At a recent industry meeting, I had the opportunity to speak to a McDonald’s executive about the partnerships his organization has formed with the dairy industry.
What struck me the most was this: Dairy is much more proactive in forming these partnerships than the other food commodity groups that he works with. In fact, dairy is unique.
Dairy producers can be proud of the way their checkoff money is being used to form partnerships with companies like McDonald’s and Domino’s Pizza.
For instance, there are six dedicated dairy-checkoff employees, including a food scientist, an equipment engineer, a nutritionist and others, who work side by side with the McDonald’s menu development team on a full-time basis.
McDonald’s keeps coming out with dairy-friendly items, such as the McCafé beverage line, sandwiches that utilize cheese, and new desserts.
I also want to mention Domino’s.
During the past three years, Dairy Management Inc., which manages the national dairy-checkoff program, has worked in partnership with Domino’s to improve the pizza category in general and Domino’s pizzas in particular.

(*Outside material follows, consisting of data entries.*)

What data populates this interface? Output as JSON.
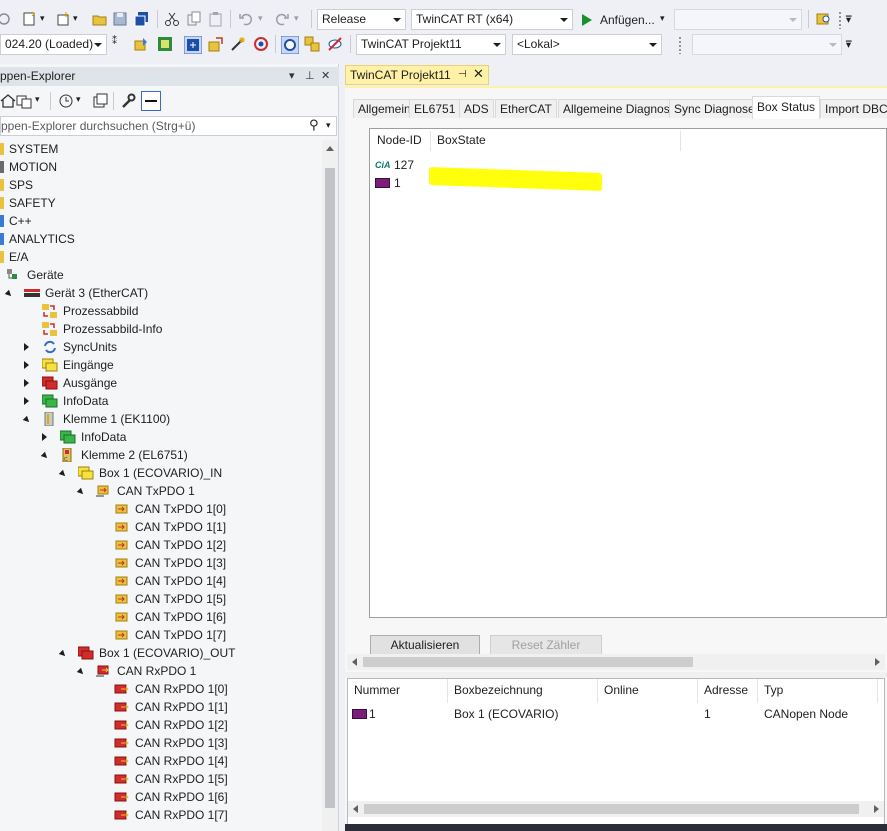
{
  "toolbar1": {
    "build_config": "Release",
    "target_platform": "TwinCAT RT (x64)",
    "attach_label": "Anfügen...",
    "empty_combo": ""
  },
  "toolbar2": {
    "version": "024.20 (Loaded)",
    "project": "TwinCAT Projekt11",
    "target": "<Lokal>",
    "empty_combo": ""
  },
  "explorer": {
    "title": "ppen-Explorer",
    "pin": "−⊟",
    "dropdown": "▾",
    "close": "✕",
    "search_placeholder": "ppen-Explorer durchsuchen (Strg+ü)",
    "tree": [
      {
        "label": "SYSTEM"
      },
      {
        "label": "MOTION"
      },
      {
        "label": "SPS"
      },
      {
        "label": "SAFETY"
      },
      {
        "label": "C++"
      },
      {
        "label": "ANALYTICS"
      },
      {
        "label": "E/A"
      },
      {
        "label": "Geräte"
      },
      {
        "label": "Gerät 3 (EtherCAT)"
      },
      {
        "label": "Prozessabbild"
      },
      {
        "label": "Prozessabbild-Info"
      },
      {
        "label": "SyncUnits"
      },
      {
        "label": "Eingänge"
      },
      {
        "label": "Ausgänge"
      },
      {
        "label": "InfoData"
      },
      {
        "label": "Klemme 1 (EK1100)"
      },
      {
        "label": "InfoData"
      },
      {
        "label": "Klemme 2 (EL6751)"
      },
      {
        "label": "Box 1 (ECOVARIO)_IN"
      },
      {
        "label": "CAN TxPDO 1"
      },
      {
        "label": "CAN TxPDO 1[0]"
      },
      {
        "label": "CAN TxPDO 1[1]"
      },
      {
        "label": "CAN TxPDO 1[2]"
      },
      {
        "label": "CAN TxPDO 1[3]"
      },
      {
        "label": "CAN TxPDO 1[4]"
      },
      {
        "label": "CAN TxPDO 1[5]"
      },
      {
        "label": "CAN TxPDO 1[6]"
      },
      {
        "label": "CAN TxPDO 1[7]"
      },
      {
        "label": "Box 1 (ECOVARIO)_OUT"
      },
      {
        "label": "CAN RxPDO 1"
      },
      {
        "label": "CAN RxPDO 1[0]"
      },
      {
        "label": "CAN RxPDO 1[1]"
      },
      {
        "label": "CAN RxPDO 1[2]"
      },
      {
        "label": "CAN RxPDO 1[3]"
      },
      {
        "label": "CAN RxPDO 1[4]"
      },
      {
        "label": "CAN RxPDO 1[5]"
      },
      {
        "label": "CAN RxPDO 1[6]"
      },
      {
        "label": "CAN RxPDO 1[7]"
      }
    ]
  },
  "document": {
    "tab_title": "TwinCAT Projekt11",
    "tab_pin": "⊣",
    "tab_close": "✕",
    "tabs": [
      {
        "label": "Allgemein"
      },
      {
        "label": "EL6751"
      },
      {
        "label": "ADS"
      },
      {
        "label": "EtherCAT"
      },
      {
        "label": "Allgemeine Diagnose"
      },
      {
        "label": "Sync Diagnose"
      },
      {
        "label": "Box Status"
      },
      {
        "label": "Import DBC"
      }
    ],
    "active_tab": "Box Status",
    "box_status": {
      "columns": [
        "Node-ID",
        "BoxState"
      ],
      "rows": [
        {
          "icon": "cia-icon",
          "node_id": "127",
          "box_state": ""
        },
        {
          "icon": "box-device-icon",
          "node_id": "1",
          "box_state": ""
        }
      ],
      "highlight_color": "#ffff00"
    },
    "buttons": {
      "refresh": "Aktualisieren",
      "reset": "Reset Zähler"
    },
    "box_list": {
      "columns": [
        "Nummer",
        "Boxbezeichnung",
        "Online",
        "Adresse",
        "Typ"
      ],
      "rows": [
        {
          "number": "1",
          "name": "Box 1 (ECOVARIO)",
          "online": "",
          "address": "1",
          "type": "CANopen Node"
        }
      ]
    }
  },
  "colors": {
    "accent_tab": "#fff1a6",
    "folder_yellow": "#e8c33b",
    "input_green": "#39b54a",
    "output_red": "#d02c2c",
    "device_purple": "#7a1e7a"
  }
}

Historically, pizza has accounted for about 25 percent of the cheese consumed in the U.S.
Over the past three years, DMI has spent approximately $30 million in partnership with Domino’s. That money is leveraged with Domino’s own marketing efforts to create higher pizza sales, which also means increased cheese usage.

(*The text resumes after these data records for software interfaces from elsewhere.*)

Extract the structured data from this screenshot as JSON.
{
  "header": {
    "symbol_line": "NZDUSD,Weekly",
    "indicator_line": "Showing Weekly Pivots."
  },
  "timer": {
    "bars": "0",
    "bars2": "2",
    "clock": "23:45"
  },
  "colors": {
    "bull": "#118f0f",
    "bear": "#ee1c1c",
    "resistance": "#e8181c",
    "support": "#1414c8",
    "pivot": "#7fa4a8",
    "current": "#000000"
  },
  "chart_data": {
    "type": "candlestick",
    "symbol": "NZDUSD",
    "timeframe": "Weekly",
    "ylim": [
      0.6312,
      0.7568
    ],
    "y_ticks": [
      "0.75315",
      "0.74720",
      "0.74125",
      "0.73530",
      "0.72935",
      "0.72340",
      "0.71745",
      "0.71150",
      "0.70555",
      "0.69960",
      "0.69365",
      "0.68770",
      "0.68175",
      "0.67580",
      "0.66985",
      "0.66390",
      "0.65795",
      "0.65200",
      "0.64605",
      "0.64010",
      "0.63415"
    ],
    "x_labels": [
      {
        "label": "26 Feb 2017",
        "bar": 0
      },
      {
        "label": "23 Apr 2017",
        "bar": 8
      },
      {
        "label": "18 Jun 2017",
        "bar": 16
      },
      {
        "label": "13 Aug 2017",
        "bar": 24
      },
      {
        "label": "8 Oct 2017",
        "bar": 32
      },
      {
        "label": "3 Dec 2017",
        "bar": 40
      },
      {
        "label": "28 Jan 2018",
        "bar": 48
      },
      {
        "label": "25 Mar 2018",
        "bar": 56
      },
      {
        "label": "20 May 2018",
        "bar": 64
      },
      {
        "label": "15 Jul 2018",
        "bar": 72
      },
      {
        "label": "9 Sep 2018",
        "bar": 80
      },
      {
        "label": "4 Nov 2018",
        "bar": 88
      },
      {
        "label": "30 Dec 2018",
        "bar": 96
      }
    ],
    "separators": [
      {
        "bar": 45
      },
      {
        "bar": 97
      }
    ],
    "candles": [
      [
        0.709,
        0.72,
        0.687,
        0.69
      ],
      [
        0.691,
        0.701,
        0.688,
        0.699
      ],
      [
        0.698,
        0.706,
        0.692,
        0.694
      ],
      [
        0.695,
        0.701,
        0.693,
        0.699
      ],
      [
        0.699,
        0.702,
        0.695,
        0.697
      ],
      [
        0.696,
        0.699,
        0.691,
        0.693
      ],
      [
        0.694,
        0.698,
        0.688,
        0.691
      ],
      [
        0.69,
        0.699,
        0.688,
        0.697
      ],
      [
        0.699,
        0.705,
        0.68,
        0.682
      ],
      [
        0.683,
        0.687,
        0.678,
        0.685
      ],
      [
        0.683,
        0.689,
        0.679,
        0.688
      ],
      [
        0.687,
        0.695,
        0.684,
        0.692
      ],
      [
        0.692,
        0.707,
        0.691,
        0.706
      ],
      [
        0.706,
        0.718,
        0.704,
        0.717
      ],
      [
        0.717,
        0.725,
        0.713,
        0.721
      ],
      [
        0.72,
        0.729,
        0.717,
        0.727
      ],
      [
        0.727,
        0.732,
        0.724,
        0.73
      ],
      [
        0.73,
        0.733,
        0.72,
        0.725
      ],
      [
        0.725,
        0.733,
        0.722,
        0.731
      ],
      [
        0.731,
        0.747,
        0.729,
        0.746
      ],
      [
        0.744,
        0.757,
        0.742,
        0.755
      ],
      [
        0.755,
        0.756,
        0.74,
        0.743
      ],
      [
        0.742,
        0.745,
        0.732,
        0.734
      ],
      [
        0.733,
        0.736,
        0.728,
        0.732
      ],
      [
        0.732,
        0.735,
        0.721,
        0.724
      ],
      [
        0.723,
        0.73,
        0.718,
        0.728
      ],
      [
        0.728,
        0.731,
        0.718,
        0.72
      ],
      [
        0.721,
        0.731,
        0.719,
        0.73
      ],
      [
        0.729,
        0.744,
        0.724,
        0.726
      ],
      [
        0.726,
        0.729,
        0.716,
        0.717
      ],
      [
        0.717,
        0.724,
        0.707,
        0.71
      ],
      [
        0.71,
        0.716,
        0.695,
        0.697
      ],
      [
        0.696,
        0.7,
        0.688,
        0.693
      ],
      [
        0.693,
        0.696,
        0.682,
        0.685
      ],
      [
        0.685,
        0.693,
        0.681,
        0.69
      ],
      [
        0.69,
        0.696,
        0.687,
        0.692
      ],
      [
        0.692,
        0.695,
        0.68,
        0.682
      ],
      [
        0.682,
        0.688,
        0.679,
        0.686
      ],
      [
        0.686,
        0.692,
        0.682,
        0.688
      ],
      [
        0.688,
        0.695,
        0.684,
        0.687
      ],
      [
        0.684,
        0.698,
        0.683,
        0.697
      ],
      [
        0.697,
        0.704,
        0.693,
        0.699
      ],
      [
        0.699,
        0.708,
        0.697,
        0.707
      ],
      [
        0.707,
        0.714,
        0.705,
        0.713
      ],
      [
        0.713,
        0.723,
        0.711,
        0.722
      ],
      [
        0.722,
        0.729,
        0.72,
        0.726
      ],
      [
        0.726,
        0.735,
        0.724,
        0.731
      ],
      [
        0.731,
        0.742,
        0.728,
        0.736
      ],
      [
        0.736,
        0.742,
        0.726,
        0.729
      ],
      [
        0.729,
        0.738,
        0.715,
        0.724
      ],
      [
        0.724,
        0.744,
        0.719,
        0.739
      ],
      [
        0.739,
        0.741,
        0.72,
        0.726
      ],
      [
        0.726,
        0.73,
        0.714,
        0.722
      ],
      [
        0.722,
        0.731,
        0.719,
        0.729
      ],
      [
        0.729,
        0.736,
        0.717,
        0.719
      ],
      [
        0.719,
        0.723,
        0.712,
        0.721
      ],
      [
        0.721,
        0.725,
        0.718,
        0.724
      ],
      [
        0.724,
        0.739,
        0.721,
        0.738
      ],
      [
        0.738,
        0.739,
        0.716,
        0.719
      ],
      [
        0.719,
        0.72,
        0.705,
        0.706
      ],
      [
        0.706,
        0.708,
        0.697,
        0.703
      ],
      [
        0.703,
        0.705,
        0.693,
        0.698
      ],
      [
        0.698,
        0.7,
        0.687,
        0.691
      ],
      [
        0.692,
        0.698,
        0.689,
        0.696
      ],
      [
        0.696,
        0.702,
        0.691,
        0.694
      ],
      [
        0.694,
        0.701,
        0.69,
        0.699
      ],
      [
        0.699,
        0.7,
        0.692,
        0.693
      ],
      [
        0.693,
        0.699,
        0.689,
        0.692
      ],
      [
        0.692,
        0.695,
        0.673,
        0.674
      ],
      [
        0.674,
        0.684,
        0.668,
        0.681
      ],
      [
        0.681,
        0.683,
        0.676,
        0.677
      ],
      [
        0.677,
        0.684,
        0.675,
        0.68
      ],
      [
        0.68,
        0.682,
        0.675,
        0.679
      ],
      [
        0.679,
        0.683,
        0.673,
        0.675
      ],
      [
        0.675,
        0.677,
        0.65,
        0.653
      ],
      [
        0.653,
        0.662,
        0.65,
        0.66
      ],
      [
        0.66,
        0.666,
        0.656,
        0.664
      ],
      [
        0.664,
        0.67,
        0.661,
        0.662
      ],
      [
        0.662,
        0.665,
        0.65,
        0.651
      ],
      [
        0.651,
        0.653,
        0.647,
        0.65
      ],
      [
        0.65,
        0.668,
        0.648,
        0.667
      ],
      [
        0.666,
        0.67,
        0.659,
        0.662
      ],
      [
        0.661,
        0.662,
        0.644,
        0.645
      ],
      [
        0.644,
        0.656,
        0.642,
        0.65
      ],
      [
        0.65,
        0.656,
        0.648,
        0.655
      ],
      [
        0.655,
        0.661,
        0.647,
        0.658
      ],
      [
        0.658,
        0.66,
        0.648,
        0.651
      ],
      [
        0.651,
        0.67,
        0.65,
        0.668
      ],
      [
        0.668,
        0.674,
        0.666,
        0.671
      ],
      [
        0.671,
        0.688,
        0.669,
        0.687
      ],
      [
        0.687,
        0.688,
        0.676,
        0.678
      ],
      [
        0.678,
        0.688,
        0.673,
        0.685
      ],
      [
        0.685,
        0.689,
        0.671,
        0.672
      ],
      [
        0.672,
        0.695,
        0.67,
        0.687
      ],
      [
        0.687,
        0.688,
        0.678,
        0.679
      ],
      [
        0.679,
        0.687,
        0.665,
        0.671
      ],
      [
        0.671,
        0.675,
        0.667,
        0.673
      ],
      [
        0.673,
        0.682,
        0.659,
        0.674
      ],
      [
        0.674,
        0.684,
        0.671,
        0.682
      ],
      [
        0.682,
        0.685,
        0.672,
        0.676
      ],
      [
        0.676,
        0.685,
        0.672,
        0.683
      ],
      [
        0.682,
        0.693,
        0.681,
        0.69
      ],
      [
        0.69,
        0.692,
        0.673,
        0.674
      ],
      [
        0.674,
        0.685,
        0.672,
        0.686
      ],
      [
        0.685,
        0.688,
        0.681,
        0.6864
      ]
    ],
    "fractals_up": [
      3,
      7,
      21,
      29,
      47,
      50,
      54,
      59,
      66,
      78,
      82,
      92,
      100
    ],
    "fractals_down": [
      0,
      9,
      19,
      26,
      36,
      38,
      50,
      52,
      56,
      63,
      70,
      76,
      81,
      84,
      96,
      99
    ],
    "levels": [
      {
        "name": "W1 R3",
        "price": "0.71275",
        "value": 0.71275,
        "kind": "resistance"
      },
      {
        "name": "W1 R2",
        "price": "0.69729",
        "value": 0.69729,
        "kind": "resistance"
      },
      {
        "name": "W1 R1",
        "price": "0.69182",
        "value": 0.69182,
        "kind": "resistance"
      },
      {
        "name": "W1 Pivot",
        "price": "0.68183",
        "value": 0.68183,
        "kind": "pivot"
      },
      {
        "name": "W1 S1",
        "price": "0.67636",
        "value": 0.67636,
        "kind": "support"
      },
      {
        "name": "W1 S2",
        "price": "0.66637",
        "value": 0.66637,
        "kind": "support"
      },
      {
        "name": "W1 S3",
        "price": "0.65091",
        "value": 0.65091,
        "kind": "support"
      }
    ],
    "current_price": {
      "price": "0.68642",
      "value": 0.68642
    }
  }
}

Currently, the company offers a carryout special, offering three-topping, large pizzas for $7.99 on Mondays, Tuesdays and Wednesdays. According to Brandon Solano, vice president for marketing and retail innovation at Domino’s, that particular promotion would not have happened without DMI’s financial assistance. So far, money from DMI has provided about one-third of the media marketing support for the carryout specials, he said.
Solano acknowledges that the $7.99 pizzas are sold at a deep discount, but it is worth it to their stores because enough extra pizzas are being sold. “It is a really thin margin for us, but with the DMI media support, we sold a lot of pizzas,” he said.

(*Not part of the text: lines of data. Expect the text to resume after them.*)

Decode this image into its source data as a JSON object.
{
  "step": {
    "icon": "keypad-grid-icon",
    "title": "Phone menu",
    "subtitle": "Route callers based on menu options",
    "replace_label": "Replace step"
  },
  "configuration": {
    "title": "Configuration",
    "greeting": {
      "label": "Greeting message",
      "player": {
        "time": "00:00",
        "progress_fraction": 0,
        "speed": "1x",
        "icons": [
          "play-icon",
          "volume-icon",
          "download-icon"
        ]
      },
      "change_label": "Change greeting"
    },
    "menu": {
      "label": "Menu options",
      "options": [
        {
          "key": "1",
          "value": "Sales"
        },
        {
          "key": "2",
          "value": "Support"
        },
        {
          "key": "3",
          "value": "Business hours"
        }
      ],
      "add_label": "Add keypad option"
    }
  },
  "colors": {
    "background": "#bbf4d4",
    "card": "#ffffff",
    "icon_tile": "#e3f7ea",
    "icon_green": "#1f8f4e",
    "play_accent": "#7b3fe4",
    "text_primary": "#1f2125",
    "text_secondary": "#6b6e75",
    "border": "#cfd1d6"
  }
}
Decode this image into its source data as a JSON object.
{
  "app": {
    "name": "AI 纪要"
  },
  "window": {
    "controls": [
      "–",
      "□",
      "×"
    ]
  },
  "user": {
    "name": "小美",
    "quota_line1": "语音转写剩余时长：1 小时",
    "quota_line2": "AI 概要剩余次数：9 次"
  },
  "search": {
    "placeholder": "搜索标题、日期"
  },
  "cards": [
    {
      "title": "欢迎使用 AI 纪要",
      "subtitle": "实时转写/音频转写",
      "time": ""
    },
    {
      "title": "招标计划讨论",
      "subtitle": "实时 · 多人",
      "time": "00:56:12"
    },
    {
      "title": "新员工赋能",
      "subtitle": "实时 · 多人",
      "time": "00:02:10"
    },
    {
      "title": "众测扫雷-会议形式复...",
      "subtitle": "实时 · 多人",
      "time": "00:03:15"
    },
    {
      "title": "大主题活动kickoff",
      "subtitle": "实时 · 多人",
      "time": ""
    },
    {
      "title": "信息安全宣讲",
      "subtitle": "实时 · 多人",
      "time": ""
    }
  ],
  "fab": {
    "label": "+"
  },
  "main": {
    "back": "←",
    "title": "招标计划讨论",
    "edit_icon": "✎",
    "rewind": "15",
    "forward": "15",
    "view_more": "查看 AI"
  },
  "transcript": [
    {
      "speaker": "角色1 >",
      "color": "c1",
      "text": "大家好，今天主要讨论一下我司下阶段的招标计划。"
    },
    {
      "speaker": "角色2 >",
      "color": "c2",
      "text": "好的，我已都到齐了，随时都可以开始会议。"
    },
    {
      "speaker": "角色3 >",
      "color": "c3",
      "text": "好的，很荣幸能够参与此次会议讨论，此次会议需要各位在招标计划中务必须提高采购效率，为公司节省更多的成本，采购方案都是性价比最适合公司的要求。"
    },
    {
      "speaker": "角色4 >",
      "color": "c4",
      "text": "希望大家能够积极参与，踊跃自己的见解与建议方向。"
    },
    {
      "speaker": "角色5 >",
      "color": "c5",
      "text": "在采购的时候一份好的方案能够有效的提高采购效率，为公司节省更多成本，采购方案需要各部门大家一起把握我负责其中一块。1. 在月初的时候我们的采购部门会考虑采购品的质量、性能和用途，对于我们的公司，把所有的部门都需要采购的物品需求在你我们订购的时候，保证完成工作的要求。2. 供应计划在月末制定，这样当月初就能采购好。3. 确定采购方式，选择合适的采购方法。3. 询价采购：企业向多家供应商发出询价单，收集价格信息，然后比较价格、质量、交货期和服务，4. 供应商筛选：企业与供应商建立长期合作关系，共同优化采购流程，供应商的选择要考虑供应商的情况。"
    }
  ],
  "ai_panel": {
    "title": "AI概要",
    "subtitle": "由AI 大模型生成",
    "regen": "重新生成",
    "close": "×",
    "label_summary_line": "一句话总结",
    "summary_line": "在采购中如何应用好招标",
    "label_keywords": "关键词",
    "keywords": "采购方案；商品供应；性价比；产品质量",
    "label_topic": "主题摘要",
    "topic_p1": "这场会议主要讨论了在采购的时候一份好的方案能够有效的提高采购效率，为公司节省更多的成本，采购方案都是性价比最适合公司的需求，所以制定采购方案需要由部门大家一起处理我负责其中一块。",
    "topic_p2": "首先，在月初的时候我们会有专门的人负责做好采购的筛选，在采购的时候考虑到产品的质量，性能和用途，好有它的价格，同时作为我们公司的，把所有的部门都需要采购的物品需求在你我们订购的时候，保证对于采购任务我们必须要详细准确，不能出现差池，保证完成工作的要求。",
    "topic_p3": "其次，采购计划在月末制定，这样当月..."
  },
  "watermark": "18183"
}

Overall, Domino’s pizza sales are very strong, he says.
Dollar sales were up 9.9 percent for Domino’s in 2010 compared to 2009. And, the volume of cheese sold was up 23 percent during that same time period. In the case of McDonald’s and Domino’s, dairy checkoff money is being leveraged with the companies’ money to create more bang for the buck.
Six years ago, I began to hear that DMI would move away from generic advertising of milk and cheese to a more partner-centered approach. Thanks to the visionaries at DMI, this has unfolded with tremendous results.
In retrospect, I can see now that the generic-advertising approach, while it may have made dairy farmers feel good to see their advertising on TV, really just made milk and cheese into commodities. The new value-added approach gives milk and cheese an important role in the success of specific menu items. Hat’s off to the partnership approach!